By hmcclure | April 12th, 2012
I don’t usually review gigs for Indie Shuffle, but James Vincent McMorrow’s intimate show at Sydney’s the Vanguard last night was so good it needed to be shared. In the country for the first time to perform at Byron Bay’s Bluesfest (along with the likes of Earth, Wind and Fire, Ziggy Marley and Sublime), the Irishman also played a number of gigs on Australia’s East Coast. So high was the demand for tickets that a second, much larger Sydney show was added to his schedule earlier in the week.
The wonderful Caitlin Park performed support duties at both shows, and she was at her engaging best performing tracks from her album, Milk Annual. A very accomplished musician in her own right, she was clearly very thrilled to be playing alongside McMorrow, which only served to build anticipation for the main act.

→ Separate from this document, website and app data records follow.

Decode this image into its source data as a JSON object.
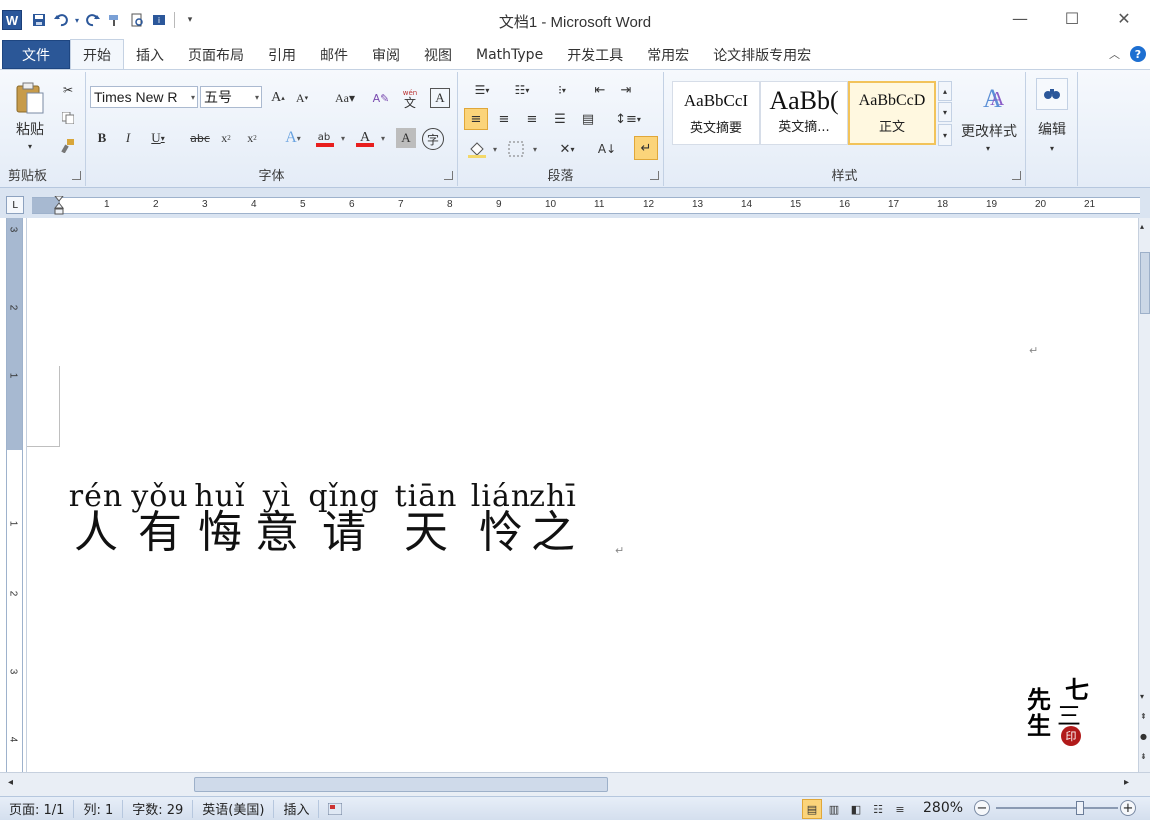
{
  "window": {
    "title": "文档1 - Microsoft Word",
    "app_icon": "W"
  },
  "qat": {
    "icons": [
      "save-icon",
      "undo-icon",
      "redo-icon",
      "customize-icon"
    ]
  },
  "tabs": [
    {
      "label": "文件",
      "id": "file"
    },
    {
      "label": "开始",
      "id": "home"
    },
    {
      "label": "插入",
      "id": "insert"
    },
    {
      "label": "页面布局",
      "id": "layout"
    },
    {
      "label": "引用",
      "id": "references"
    },
    {
      "label": "邮件",
      "id": "mailings"
    },
    {
      "label": "审阅",
      "id": "review"
    },
    {
      "label": "视图",
      "id": "view"
    },
    {
      "label": "MathType",
      "id": "mathtype"
    },
    {
      "label": "开发工具",
      "id": "developer"
    },
    {
      "label": "常用宏",
      "id": "macros"
    },
    {
      "label": "论文排版专用宏",
      "id": "thesis-macros"
    }
  ],
  "ribbon": {
    "clipboard": {
      "label": "剪贴板",
      "paste": "粘贴"
    },
    "font": {
      "label": "字体",
      "font_name": "Times New R",
      "font_size": "五号"
    },
    "paragraph": {
      "label": "段落"
    },
    "styles": {
      "label": "样式",
      "items": [
        {
          "sample": "AaBbCcI",
          "name": "英文摘要"
        },
        {
          "sample": "AaBb(",
          "name": "英文摘..."
        },
        {
          "sample": "AaBbCcD",
          "name": "正文"
        }
      ],
      "change_styles": "更改样式"
    },
    "editing": {
      "label": "编辑"
    }
  },
  "ruler": {
    "h_ticks": [
      "1",
      "2",
      "3",
      "4",
      "5",
      "6",
      "7",
      "8",
      "9",
      "10",
      "11",
      "12",
      "13",
      "14",
      "15",
      "16",
      "17",
      "18",
      "19",
      "20",
      "21"
    ],
    "v_ticks": [
      "3",
      "2",
      "1",
      "1",
      "2",
      "3",
      "4"
    ]
  },
  "document": {
    "ruby": [
      {
        "pinyin": "rén",
        "hanzi": "人"
      },
      {
        "pinyin": "yǒu",
        "hanzi": "有"
      },
      {
        "pinyin": "huǐ",
        "hanzi": "悔"
      },
      {
        "pinyin": "yì",
        "hanzi": "意"
      },
      {
        "pinyin": "qǐng",
        "hanzi": "请"
      },
      {
        "pinyin": "tiān",
        "hanzi": "天"
      },
      {
        "pinyin": "lián",
        "hanzi": "怜"
      },
      {
        "pinyin": "zhī",
        "hanzi": "之"
      }
    ],
    "para_mark": "↵",
    "watermark": {
      "chars": [
        "七",
        "先",
        "三",
        "生"
      ]
    }
  },
  "statusbar": {
    "page": "页面: 1/1",
    "column": "列: 1",
    "word_count": "字数: 29",
    "language": "英语(美国)",
    "mode": "插入",
    "zoom": "280%"
  }
}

McMorrow entered to rapturous applause, smiling humbly as he was welcomed by the seemingly already-smitten crowd. What followed was nothing short of breathtaking. Having played all the instruments and recorded his debut album Early in the Morning on his own, it was only fitting that he performed sans-band. That said, I was interested to see how his expansive music would translate into a live show.
Commencing with “Sparrow and the Wolf,” there were a few early difficulties with the sound. Rather than detract from the performance, it only commenced the humorous banter between McMorrow and his sound-technician, Adrian (who popped up in conversation a number of times throughout the night). While one of the speakers was being mended, McMorrow took the opportunity to perform “We Don’t Eat” completely unplugged. What struck me about his show was how strong his voice was. Pitch-perfect and powerful, there was no drop in quality from his recordings, something not a lot of artists can carry out. McMorrow drew comparison to Jeff Buckley live, with a truly-stunning vocal range.
I attend a lot of gigs, and despite my love of live music I often get a little restless. Not tonight, I was transfixed, and I’ll speak for the crowd in saying the feeling was mutual. Highlights included a subdued finish to “From the Woods”, and his fantastic rendition of the bluesy “Breaking Hearts.” He also took time to pay tribute to his idol Roy Orbison, with a cover of “In Dreams.” Completing his set with his single “If I had a Boat” and an encore-cover of Chris Isaak’s “Wicked Game,” the crowd awoke from their inevitable trances to applaud this truly brilliant performer.
I’ve seen a lot of great gigs, and I often make top-5s which are constantly changing. James Vincent McMorrow’s show is currently sitting in that exclusive list of gigs. It would take something incredible to shift him out.